Filter these entries so that only lines with the word "Creatio" remain.
□ □ □ □ □ □ □
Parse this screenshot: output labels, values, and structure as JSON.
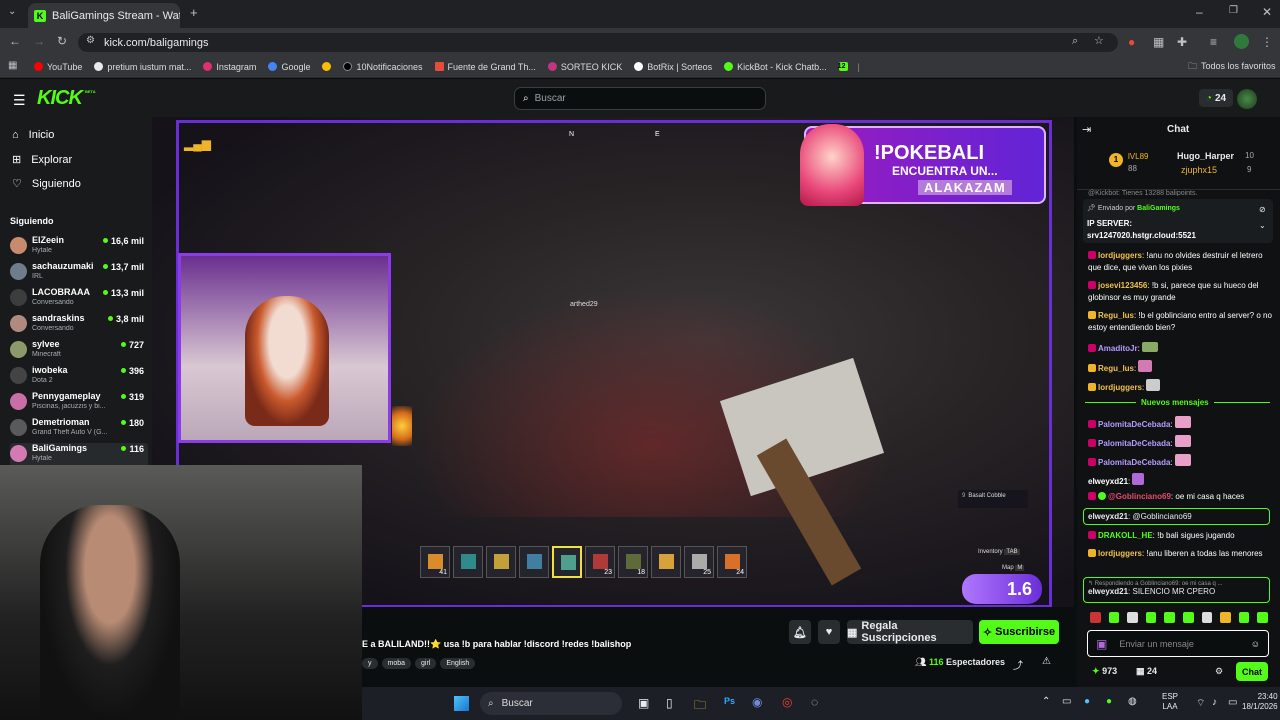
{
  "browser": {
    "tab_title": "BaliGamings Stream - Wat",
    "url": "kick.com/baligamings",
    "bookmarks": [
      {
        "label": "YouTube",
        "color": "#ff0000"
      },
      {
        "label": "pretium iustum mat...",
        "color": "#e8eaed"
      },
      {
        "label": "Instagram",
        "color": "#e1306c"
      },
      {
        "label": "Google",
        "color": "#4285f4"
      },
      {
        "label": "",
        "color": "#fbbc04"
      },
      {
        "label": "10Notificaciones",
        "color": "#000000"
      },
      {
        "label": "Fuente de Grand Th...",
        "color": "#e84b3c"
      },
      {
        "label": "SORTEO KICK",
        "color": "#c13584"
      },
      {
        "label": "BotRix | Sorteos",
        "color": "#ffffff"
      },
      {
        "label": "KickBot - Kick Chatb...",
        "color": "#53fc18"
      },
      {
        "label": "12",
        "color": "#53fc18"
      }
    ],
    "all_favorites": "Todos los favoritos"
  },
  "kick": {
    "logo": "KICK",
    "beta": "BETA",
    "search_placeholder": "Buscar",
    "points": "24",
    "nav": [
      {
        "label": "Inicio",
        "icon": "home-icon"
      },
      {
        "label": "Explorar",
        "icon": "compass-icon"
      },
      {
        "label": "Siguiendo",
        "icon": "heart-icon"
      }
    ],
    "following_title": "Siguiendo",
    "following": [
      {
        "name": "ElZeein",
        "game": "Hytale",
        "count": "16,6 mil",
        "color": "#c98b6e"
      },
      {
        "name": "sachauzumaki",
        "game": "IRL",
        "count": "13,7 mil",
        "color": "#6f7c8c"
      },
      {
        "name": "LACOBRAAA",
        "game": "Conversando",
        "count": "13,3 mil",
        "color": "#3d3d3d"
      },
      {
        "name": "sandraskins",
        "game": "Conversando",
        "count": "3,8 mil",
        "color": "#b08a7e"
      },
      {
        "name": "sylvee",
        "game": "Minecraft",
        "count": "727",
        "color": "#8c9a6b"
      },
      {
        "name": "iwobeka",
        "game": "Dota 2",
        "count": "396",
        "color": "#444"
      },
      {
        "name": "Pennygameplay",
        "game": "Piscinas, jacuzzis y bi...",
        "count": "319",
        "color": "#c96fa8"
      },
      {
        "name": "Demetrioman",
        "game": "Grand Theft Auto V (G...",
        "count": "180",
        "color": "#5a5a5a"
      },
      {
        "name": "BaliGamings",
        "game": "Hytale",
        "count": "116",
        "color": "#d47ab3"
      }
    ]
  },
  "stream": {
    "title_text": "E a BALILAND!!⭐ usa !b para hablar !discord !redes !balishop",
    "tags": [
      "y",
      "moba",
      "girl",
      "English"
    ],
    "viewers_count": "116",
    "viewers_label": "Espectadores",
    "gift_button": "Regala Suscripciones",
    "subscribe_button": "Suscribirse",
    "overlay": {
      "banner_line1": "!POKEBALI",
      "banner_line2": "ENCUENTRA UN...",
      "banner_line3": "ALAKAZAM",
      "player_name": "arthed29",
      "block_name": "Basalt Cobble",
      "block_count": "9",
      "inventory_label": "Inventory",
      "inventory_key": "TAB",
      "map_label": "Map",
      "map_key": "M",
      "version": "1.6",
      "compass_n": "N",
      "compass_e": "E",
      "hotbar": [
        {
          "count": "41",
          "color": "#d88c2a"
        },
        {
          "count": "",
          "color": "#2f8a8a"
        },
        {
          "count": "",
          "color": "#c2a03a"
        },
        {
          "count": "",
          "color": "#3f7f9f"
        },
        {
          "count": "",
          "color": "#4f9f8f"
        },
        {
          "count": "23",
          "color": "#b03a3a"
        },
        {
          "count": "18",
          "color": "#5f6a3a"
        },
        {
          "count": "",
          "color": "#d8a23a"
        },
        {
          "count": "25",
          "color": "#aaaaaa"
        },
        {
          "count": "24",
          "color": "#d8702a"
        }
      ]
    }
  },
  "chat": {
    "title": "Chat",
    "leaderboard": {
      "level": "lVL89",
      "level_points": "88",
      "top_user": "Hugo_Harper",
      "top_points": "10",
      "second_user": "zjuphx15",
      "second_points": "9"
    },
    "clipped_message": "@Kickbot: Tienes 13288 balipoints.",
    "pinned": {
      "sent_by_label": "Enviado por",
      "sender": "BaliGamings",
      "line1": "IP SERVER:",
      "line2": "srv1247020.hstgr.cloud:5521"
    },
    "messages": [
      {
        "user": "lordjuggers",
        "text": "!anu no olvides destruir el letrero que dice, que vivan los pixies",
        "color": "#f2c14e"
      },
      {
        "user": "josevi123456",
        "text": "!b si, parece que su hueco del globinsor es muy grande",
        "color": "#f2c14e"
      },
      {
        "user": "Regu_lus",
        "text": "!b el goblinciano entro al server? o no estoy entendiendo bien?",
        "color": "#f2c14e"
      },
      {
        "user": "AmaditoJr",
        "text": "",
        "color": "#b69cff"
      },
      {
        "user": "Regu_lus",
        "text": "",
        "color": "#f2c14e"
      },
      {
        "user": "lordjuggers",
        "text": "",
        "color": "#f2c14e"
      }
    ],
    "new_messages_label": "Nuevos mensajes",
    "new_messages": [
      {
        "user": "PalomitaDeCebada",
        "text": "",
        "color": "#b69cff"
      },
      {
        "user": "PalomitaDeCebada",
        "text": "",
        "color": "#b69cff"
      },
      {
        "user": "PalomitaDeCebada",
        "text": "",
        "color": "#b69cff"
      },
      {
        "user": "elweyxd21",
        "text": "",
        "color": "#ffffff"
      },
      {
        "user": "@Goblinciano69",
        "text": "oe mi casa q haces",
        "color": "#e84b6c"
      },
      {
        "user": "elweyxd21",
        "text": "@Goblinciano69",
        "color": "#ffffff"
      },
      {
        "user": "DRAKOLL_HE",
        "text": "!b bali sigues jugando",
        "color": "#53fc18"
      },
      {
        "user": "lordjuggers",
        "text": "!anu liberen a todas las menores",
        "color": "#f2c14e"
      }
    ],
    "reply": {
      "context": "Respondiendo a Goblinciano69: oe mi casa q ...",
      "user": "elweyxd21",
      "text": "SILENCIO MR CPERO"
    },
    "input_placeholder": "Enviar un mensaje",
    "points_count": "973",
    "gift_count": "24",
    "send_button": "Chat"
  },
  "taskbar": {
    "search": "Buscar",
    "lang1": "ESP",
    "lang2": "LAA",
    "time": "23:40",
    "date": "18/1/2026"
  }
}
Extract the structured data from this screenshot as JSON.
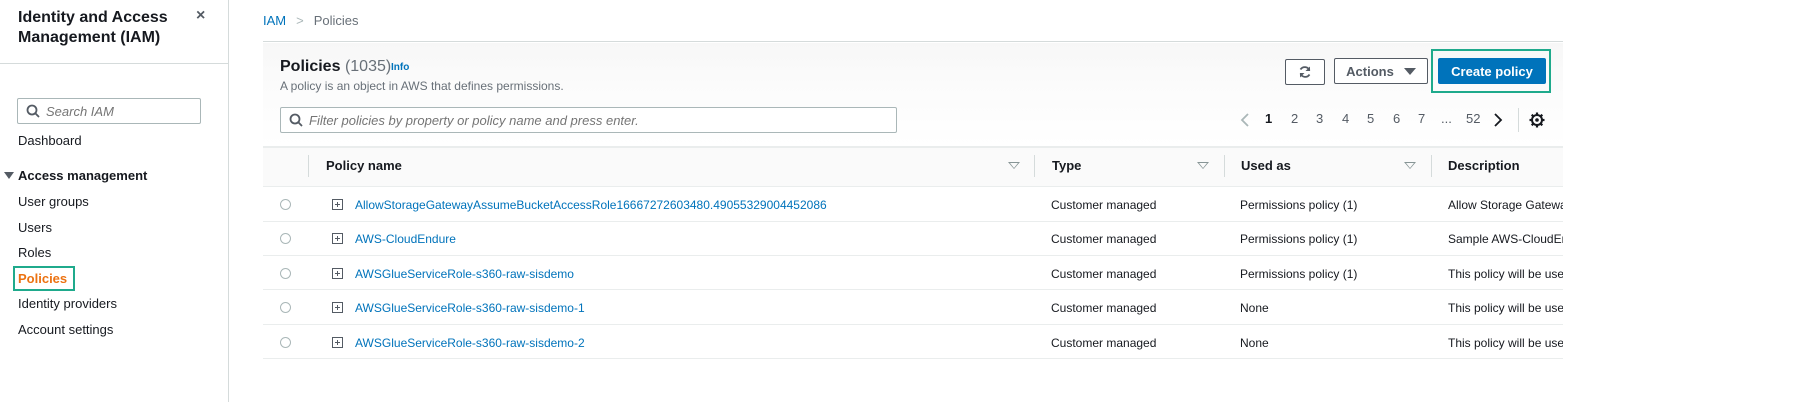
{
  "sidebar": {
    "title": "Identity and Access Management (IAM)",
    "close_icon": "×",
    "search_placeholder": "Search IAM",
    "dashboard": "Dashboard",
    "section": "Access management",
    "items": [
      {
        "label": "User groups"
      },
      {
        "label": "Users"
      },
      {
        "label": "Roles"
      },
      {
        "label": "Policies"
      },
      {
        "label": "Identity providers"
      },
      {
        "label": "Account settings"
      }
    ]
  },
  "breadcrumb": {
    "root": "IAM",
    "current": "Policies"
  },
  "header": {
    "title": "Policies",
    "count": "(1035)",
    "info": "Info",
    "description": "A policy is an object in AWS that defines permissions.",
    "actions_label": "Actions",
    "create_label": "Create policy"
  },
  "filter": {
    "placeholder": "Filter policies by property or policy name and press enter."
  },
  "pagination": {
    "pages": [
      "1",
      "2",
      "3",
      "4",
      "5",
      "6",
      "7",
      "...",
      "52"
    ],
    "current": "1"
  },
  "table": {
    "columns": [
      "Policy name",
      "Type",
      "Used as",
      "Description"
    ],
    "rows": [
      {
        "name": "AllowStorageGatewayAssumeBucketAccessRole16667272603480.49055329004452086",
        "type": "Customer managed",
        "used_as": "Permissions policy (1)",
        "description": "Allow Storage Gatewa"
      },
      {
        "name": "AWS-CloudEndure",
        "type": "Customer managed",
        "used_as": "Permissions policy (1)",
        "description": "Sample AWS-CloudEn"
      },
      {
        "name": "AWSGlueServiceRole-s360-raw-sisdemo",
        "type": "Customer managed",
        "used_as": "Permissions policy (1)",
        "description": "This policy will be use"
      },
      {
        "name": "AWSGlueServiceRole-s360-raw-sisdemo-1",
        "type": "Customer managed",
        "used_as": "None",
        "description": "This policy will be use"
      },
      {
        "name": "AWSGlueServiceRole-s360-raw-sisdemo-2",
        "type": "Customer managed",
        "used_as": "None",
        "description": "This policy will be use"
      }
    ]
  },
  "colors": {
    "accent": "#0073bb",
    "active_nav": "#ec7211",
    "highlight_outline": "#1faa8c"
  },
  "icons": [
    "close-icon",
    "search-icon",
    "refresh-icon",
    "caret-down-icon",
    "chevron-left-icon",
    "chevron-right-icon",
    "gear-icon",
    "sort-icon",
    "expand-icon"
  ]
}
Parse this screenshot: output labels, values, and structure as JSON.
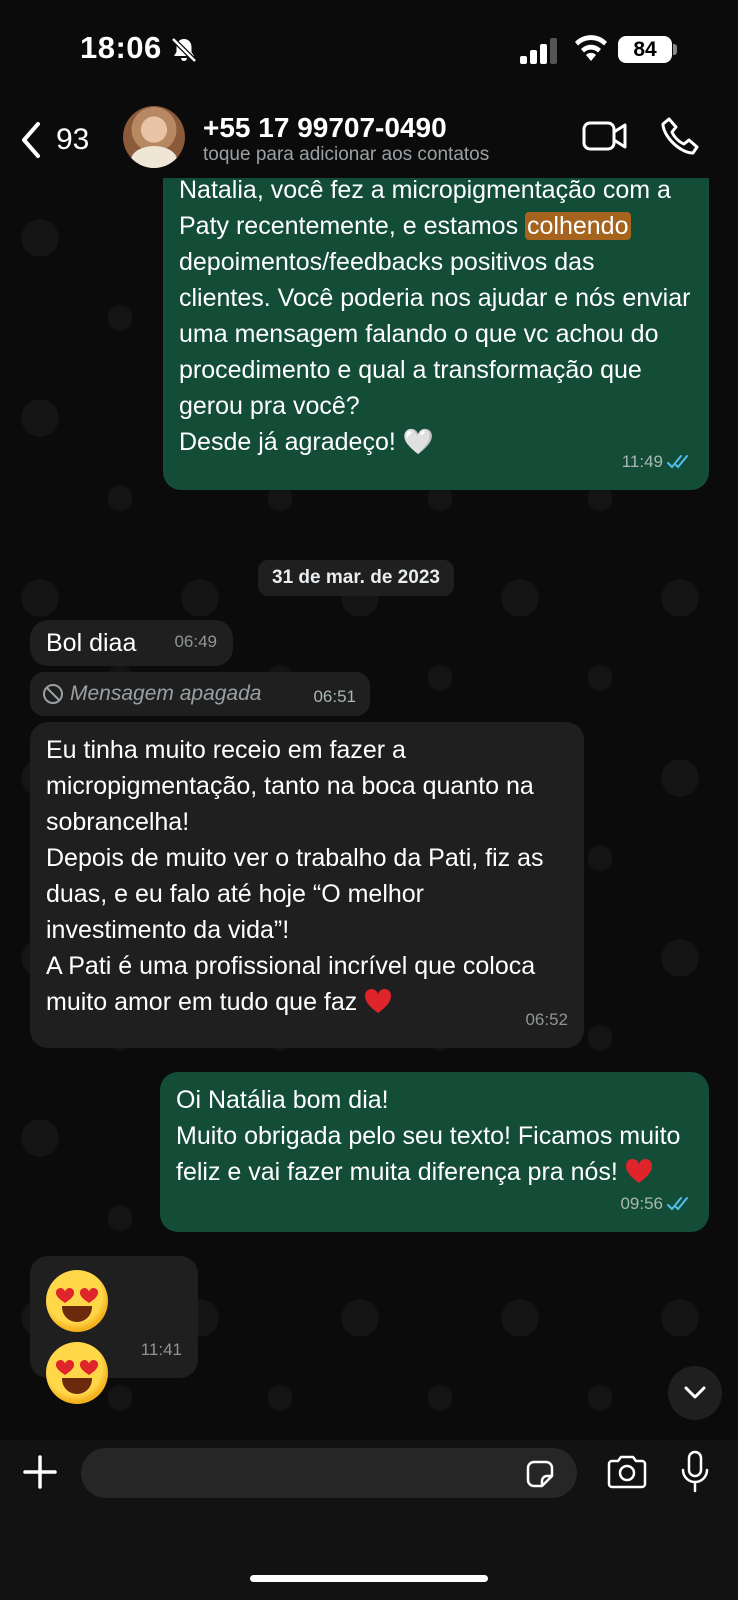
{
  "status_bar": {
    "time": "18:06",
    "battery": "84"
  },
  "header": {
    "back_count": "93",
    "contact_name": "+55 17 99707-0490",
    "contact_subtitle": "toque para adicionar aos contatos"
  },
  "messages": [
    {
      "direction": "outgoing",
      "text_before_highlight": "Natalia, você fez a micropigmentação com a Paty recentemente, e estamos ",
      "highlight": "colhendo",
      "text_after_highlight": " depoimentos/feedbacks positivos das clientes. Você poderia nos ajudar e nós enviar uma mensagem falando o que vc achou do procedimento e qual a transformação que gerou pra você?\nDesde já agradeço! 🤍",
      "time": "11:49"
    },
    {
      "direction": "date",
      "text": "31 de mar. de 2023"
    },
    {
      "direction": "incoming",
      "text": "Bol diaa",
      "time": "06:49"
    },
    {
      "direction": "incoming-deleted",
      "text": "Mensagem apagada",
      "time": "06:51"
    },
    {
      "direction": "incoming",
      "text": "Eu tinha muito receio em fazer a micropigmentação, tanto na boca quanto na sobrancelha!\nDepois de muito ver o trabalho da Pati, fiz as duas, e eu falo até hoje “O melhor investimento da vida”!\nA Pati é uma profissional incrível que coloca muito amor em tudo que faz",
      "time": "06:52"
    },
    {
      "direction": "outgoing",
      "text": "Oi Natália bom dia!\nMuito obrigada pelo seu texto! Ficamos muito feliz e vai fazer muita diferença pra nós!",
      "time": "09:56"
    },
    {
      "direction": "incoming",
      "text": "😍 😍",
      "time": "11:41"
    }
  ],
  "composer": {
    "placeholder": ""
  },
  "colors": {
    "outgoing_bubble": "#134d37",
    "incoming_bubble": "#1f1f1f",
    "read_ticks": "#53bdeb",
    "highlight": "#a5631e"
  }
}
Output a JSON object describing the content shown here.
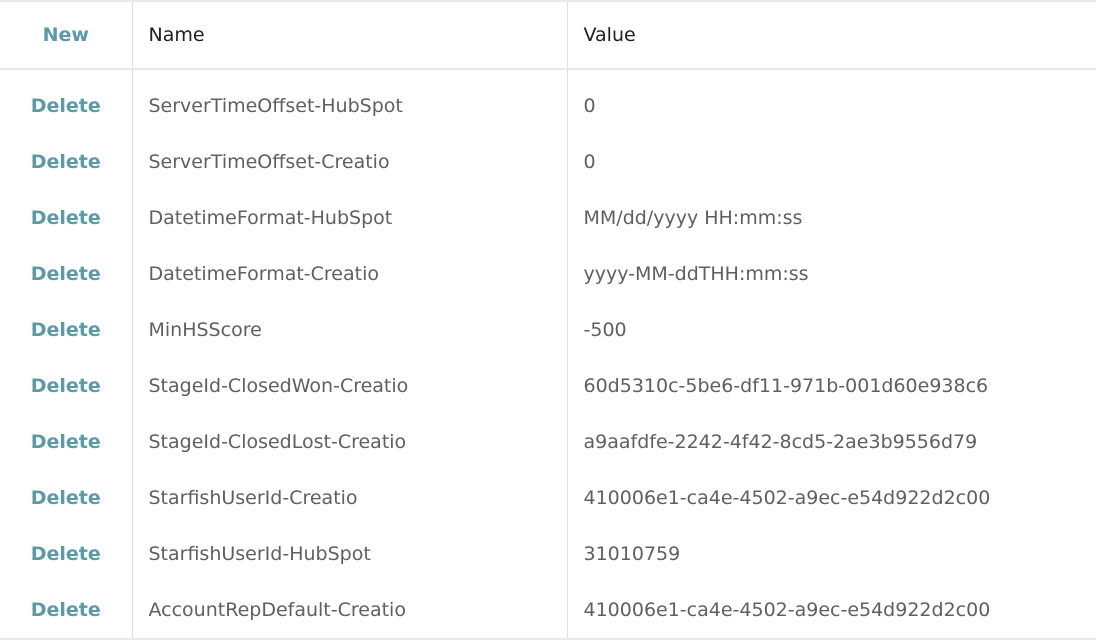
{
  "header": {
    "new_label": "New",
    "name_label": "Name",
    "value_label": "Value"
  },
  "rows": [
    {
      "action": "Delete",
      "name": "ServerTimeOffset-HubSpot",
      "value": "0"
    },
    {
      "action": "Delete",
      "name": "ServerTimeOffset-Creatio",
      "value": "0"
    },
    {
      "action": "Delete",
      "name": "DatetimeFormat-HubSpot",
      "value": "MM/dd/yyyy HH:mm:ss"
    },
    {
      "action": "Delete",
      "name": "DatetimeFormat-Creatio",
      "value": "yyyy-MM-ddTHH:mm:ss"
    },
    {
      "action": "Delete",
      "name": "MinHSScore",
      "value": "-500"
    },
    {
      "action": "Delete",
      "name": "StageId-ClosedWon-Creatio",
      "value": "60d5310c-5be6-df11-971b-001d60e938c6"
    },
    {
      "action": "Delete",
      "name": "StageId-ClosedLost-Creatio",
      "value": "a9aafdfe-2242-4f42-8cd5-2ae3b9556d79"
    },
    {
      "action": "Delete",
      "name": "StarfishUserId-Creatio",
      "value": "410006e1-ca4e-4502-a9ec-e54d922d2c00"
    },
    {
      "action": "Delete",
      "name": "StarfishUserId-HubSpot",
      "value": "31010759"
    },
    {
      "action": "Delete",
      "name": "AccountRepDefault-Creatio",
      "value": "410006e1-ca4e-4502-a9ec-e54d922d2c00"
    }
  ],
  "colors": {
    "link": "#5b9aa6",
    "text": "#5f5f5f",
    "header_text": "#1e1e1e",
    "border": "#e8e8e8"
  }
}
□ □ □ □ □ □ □
Solution to this problem:
      "name": "ServerTimeOffset-Creatio",
      "name": "DatetimeFormat-Creatio",
      "name": "StageId-ClosedWon-Creatio",
      "name": "StageId-ClosedLost-Creatio",
      "name": "StarfishUserId-Creatio",
      "name": "AccountRepDefault-Creatio",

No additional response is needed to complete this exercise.